Pete Granger, executive director of the Washington Farmed Salmon

Commission in Bellingham, Wash., said the low price of Chile's salmon could wipe out salmon farming in the Pacific Northwest and at least seriously damage producers in Maine.Salmon farming is a $120 million-a-year industry in the United States, with growers in those two states producing about 13,000 tons of captive salmon in pens for commercial consumption.

"If prices continue at current levels, however, there will be no farmed salmon industry in Washington state within a few months," Mr. Granger said.

Wholesale salmon prices have dropped 35 percent in the last few weeks, falling from about $2.95 a pound in September to current levels of around $1.95 a pound, he said.

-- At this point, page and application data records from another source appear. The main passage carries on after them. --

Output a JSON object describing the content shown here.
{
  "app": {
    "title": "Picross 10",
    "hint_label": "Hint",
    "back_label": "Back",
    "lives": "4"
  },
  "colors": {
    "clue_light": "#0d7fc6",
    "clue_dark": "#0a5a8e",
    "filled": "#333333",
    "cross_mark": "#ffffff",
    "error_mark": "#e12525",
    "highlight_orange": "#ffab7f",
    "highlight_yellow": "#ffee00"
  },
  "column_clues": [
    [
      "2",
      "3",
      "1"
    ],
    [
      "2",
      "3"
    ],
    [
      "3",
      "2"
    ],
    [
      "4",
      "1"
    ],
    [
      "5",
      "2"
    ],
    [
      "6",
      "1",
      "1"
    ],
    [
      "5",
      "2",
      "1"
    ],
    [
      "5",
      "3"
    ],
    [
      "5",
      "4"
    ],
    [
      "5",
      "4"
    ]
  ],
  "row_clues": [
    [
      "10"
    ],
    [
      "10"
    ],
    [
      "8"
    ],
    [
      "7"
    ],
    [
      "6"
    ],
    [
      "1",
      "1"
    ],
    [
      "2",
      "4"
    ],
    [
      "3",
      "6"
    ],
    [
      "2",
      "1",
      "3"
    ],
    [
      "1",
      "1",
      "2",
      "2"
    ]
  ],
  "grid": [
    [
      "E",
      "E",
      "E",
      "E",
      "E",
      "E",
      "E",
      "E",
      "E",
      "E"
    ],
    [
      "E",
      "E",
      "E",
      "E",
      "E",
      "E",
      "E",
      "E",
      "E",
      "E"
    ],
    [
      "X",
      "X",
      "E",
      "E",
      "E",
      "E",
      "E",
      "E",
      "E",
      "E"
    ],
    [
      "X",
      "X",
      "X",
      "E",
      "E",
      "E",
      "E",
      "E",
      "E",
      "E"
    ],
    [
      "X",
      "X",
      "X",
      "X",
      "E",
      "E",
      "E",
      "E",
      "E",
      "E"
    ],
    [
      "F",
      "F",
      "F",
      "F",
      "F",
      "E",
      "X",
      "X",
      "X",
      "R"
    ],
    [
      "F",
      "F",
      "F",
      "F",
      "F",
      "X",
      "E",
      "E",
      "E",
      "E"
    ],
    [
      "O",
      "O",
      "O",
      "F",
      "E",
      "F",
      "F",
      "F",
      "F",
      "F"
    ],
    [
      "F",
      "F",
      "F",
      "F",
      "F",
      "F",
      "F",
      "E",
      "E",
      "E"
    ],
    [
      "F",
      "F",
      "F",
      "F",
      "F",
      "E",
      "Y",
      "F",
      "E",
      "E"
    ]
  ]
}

The prices are so low that some U.S. producers already are convinced they are being sold in the United States for less than what it costs Chilean growers to produce and fly the fish to Los Angeles or Miami.

U.S. law prohibits such dumping of goods produced outside the United States, but the domestic industry must document that dumping takes place on a sustained basis to win relief from the International Trade Commission, Mr. Granger said. That often takes months and can cost as much as $1 million.

"That's why we have not yet filed a complaint," he said.

Maine's congressional delegation, however, has called upon the Clinton administration to take action against Chilean producers.

U.S. producers would like to see Chilean salmon farmers freeze more salmon during the current worldwide glut of salmon, Mr. Granger said. He acknowledged, however, that the species of salmon grown in Chile has color and oil problems if kept frozen more than a few months.

Rodrigo Infante, general manager of the Association of Chilean Salmon Farmers, said he believes salmon farmers should campaign to increase the demand for salmon rather than use trade barriers to limit supply.

"It's unfortunate that a few American salmon farmers apparently find themselves in a desperate situation," he said in a statement released in Seattle. "We would like to see higher prices, too, but we don't control the market."

Kristen Lidtke, U.S. representative for the Chilean trade association, said Chile estimates that it provides less than 30 percent of the fresh and frozen salmon sold in the United States. Alaska had a record catch this year and Canada produced high volumes of both wild and farmed fish, she noted.

But salmon farmers in Chile also contend that their production prices are lower than those in either the United States or Canada, where there are fewer sites for salmon pens and farmers must show that their pens are environmentally sound and not visually offensive.

"We in Chile believe in a free market and open competition," Mr. Infante said in his statement. "Protectionist moves will not provide a cure for what ails today's marketplace."

Other representatives from the Chilean association argued that U.S. producers are reaping a harvest they sowed when they won protective tariffs against Norwegian salmon farmers, tariffs that diverted Norwegian salmon to Europe.

Cheap Norwegian salmon made it difficult for Chile to sell salmon in Europe, driving Chilean production into the U.S. market instead.

The Chileans warned that barriers against their salmon would divert Chilean salmon to Japan, where it would displace U.S. salmon from Alaska.